**How to complete this task**
Below is a set of records. Repeat all of them exactly.

**Data for this task**

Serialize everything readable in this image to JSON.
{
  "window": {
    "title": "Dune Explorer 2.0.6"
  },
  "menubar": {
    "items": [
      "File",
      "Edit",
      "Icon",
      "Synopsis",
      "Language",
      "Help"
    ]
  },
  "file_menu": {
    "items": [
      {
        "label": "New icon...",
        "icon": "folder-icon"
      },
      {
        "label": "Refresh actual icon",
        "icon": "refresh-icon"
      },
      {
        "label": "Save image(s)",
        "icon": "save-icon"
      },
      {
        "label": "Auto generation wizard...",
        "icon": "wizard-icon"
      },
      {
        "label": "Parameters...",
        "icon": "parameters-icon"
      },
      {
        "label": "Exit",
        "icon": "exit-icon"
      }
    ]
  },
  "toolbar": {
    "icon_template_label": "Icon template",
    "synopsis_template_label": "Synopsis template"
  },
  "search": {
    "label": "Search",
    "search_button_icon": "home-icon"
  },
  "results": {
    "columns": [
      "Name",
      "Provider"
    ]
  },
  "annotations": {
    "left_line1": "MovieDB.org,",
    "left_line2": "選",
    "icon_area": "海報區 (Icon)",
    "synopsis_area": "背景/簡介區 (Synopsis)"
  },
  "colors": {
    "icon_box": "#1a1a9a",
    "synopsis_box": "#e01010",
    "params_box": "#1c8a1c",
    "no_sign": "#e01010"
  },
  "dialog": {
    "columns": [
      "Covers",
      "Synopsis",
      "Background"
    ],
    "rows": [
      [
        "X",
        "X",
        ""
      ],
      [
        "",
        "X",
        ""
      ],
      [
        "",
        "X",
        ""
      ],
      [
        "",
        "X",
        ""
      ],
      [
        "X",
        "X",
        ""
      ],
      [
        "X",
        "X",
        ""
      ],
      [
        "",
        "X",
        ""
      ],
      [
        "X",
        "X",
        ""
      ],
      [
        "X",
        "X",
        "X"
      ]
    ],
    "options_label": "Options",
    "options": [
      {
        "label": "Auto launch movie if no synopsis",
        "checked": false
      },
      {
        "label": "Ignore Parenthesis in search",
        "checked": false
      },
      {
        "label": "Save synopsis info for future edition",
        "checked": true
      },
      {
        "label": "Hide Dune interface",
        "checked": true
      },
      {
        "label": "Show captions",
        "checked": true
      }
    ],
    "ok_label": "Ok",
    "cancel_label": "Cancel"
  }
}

**Answer box**
Serialize everything readable in this image to JSON.
{
  "window": {
    "title": "Dune Explorer 2.0.6"
  },
  "menubar": {
    "items": [
      "File",
      "Edit",
      "Icon",
      "Synopsis",
      "Language",
      "Help"
    ]
  },
  "file_menu": {
    "items": [
      {
        "label": "New icon...",
        "icon": "folder-icon"
      },
      {
        "label": "Refresh actual icon",
        "icon": "refresh-icon"
      },
      {
        "label": "Save image(s)",
        "icon": "save-icon"
      },
      {
        "label": "Auto generation wizard...",
        "icon": "wizard-icon"
      },
      {
        "label": "Parameters...",
        "icon": "parameters-icon"
      },
      {
        "label": "Exit",
        "icon": "exit-icon"
      }
    ]
  },
  "toolbar": {
    "icon_template_label": "Icon template",
    "synopsis_template_label": "Synopsis template"
  },
  "search": {
    "label": "Search",
    "search_button_icon": "home-icon"
  },
  "results": {
    "columns": [
      "Name",
      "Provider"
    ]
  },
  "annotations": {
    "left_line1": "MovieDB.org,",
    "left_line2": "選",
    "icon_area": "海報區 (Icon)",
    "synopsis_area": "背景/簡介區 (Synopsis)"
  },
  "colors": {
    "icon_box": "#1a1a9a",
    "synopsis_box": "#e01010",
    "params_box": "#1c8a1c",
    "no_sign": "#e01010"
  },
  "dialog": {
    "columns": [
      "Covers",
      "Synopsis",
      "Background"
    ],
    "rows": [
      [
        "X",
        "X",
        ""
      ],
      [
        "",
        "X",
        ""
      ],
      [
        "",
        "X",
        ""
      ],
      [
        "",
        "X",
        ""
      ],
      [
        "X",
        "X",
        ""
      ],
      [
        "X",
        "X",
        ""
      ],
      [
        "",
        "X",
        ""
      ],
      [
        "X",
        "X",
        ""
      ],
      [
        "X",
        "X",
        "X"
      ]
    ],
    "options_label": "Options",
    "options": [
      {
        "label": "Auto launch movie if no synopsis",
        "checked": false
      },
      {
        "label": "Ignore Parenthesis in search",
        "checked": false
      },
      {
        "label": "Save synopsis info for future edition",
        "checked": true
      },
      {
        "label": "Hide Dune interface",
        "checked": true
      },
      {
        "label": "Show captions",
        "checked": true
      }
    ],
    "ok_label": "Ok",
    "cancel_label": "Cancel"
  }
}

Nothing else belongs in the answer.